Genre: middle grade novel
Summary: Dwight, a loser, talks to his classmates via an origami Yoda finger puppet. If that weren’t strange enough, the puppet is uncannily wise and prescient. Origami Yoda predicts the date of a pop quiz, guesses who stole the classroom Shakespeare bust, and saves a classmate from popularity-crushing embarrassment with some well-timed advice. Tommy wants to believe Yoda’s powers are real because he wants to ask the biggest most important question of all: Does Sara like him (and, thus, should he ask her to the dance)? But there are lots of reasons to be skeptical.
This is the first in a really fun series. Star Wars fans and crafty kids will enjoy many of the newly released supplemental books packed with lessons in origami and journal doodling.
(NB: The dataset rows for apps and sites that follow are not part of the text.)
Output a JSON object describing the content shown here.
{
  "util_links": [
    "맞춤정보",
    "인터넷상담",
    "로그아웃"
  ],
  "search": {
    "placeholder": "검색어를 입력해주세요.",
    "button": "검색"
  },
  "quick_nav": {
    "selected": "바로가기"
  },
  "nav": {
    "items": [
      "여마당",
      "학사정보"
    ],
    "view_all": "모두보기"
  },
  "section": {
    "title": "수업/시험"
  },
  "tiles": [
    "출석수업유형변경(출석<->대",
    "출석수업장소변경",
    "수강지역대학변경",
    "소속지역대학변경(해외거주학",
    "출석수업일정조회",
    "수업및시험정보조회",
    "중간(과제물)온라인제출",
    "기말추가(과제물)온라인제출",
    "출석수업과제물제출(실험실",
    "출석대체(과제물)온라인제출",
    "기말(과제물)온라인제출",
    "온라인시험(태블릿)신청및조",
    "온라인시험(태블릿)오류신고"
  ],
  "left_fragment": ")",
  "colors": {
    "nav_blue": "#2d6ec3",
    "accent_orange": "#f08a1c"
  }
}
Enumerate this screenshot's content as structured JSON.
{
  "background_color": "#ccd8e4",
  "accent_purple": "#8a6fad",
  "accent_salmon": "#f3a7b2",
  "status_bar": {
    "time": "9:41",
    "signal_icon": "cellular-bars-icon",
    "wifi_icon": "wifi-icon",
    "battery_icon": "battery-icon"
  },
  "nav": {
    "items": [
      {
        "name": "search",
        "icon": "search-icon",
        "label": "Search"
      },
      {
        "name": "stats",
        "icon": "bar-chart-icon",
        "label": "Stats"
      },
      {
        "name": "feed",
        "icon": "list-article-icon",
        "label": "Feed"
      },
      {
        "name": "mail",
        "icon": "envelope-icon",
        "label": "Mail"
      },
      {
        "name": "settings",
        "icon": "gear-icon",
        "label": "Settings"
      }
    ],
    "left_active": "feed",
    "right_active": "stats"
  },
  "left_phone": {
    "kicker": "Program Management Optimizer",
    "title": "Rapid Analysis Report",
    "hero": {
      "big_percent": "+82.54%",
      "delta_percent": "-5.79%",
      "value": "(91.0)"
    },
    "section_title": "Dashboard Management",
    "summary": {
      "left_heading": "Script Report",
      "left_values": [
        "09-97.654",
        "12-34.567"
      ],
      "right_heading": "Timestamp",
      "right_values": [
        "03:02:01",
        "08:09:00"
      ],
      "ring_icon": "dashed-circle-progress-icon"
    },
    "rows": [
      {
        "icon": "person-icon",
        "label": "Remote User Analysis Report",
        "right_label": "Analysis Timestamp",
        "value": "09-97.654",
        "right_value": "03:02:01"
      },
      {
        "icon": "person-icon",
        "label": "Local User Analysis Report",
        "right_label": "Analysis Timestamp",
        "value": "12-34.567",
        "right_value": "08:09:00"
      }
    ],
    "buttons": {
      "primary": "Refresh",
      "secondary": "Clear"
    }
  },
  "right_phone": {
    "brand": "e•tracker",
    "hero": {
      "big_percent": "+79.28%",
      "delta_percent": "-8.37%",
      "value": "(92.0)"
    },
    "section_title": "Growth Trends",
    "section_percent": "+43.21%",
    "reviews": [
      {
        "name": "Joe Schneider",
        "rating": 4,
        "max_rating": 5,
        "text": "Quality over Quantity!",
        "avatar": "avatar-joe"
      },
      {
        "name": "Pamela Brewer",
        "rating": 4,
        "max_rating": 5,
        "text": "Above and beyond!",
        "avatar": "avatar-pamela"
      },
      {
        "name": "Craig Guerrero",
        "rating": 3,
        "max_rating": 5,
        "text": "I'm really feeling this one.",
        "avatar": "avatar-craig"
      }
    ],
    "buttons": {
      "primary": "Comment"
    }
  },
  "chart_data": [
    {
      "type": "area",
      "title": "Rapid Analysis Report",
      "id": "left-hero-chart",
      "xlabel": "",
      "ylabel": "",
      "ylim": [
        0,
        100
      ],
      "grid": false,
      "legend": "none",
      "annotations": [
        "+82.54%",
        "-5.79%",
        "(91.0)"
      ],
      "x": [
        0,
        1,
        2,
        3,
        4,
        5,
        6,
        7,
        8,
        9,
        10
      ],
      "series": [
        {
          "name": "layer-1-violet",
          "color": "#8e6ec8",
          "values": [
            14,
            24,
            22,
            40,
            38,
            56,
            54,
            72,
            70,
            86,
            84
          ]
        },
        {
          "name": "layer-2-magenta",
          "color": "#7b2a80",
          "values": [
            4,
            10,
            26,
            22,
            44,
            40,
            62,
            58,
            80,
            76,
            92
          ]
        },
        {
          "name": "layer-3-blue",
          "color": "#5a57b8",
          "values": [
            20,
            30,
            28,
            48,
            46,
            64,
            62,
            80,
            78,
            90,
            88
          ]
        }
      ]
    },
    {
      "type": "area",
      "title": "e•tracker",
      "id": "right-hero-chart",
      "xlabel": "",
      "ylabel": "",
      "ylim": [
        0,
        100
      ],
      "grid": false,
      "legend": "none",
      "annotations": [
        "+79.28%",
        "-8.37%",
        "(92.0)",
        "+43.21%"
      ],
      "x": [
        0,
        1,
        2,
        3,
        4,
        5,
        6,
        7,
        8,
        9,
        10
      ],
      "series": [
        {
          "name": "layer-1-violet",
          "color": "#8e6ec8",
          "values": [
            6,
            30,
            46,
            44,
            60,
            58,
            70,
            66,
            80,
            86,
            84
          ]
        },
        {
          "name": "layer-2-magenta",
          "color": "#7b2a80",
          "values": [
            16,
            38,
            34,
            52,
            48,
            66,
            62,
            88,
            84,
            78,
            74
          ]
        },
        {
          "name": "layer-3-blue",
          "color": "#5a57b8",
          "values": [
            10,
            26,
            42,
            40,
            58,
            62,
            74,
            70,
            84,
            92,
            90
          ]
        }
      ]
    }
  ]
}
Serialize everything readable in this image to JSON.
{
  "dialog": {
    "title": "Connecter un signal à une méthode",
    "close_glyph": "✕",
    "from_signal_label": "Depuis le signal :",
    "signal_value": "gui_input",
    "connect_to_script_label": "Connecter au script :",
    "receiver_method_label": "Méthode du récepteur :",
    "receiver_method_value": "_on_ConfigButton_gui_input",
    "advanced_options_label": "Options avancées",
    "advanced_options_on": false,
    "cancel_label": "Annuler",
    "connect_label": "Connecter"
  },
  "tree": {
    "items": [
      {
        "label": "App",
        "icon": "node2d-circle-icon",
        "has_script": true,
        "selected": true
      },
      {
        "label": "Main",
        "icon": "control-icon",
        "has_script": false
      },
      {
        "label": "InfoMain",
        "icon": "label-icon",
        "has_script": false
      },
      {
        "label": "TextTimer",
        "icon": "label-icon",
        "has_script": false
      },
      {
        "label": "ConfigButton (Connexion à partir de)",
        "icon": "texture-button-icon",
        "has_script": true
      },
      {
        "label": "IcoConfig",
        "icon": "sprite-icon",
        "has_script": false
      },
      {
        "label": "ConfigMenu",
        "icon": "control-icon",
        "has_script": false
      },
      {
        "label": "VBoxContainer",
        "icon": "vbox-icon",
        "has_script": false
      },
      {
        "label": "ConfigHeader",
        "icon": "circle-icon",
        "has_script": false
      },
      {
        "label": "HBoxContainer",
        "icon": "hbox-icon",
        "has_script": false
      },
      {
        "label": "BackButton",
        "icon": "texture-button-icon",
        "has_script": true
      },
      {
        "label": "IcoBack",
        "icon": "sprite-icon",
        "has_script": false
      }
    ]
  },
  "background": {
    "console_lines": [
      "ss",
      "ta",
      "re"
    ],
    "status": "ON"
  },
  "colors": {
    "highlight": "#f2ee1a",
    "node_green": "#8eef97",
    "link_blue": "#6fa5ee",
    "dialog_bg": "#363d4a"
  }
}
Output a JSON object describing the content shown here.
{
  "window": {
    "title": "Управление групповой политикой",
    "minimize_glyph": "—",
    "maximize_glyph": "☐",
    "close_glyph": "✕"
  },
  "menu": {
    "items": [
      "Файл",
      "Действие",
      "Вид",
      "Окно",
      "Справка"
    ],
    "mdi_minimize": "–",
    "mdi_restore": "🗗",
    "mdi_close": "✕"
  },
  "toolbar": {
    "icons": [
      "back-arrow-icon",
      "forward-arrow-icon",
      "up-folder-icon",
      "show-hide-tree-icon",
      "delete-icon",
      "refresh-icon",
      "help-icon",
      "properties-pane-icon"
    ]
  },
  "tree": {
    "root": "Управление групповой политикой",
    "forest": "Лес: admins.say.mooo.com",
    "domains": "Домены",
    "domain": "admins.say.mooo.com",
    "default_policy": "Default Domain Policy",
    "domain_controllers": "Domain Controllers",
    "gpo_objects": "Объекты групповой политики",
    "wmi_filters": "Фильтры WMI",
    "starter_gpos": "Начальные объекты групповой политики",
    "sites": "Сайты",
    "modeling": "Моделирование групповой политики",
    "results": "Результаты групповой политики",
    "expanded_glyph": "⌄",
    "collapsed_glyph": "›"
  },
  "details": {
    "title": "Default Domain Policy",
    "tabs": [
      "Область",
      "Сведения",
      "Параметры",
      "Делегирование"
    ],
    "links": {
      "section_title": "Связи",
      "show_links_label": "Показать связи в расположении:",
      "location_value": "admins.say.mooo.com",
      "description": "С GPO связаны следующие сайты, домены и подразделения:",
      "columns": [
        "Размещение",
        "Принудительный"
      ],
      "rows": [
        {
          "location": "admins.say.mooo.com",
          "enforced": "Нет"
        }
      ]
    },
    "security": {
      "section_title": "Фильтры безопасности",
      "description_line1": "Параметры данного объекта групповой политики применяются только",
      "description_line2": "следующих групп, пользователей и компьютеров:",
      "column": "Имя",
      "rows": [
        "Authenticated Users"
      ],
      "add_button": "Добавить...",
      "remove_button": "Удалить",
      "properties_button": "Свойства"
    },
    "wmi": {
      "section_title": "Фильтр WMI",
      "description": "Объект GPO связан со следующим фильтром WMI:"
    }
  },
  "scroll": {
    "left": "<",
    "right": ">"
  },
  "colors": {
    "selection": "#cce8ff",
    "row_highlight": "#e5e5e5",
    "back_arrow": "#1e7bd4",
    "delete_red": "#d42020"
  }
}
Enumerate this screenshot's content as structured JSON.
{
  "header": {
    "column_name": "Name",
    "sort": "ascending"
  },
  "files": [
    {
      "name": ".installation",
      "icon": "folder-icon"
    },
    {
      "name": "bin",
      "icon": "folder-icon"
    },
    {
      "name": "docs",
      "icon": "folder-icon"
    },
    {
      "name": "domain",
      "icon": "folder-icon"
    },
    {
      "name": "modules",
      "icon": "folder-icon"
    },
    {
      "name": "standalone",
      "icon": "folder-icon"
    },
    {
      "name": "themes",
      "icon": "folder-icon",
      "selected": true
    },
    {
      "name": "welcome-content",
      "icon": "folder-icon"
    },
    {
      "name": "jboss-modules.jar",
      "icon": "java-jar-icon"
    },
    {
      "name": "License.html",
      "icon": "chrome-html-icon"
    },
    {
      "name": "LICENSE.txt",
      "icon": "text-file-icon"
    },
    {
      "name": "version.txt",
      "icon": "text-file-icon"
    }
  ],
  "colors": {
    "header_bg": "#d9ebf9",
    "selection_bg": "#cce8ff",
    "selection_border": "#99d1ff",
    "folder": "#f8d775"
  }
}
Critique: The story is told like a Rashomon, pitting multiple points of view against each other. Lots of characters contribute their testimonies to Tommy’s casebook. Some submit text messages. Others record audio. Other’s just doodle (an effect that doesn’t come across in MP3 very well). The yae’s battle the nay’s until the reader is as unsure as Tommy. Angleberger excels at capturing the middle grade voice and attitude. The tone is light and fun. Everyone has a happy ending. Like Mark Haddon’s The Curious Incident of the Dog in the Night, Angleberger assigns to Dwight the classic symptoms of autism, however, he never names the condition outright. As a result, Angleberger misses a prime opportunity to discuss a developmental difference that impacts many kids and families in his target audience.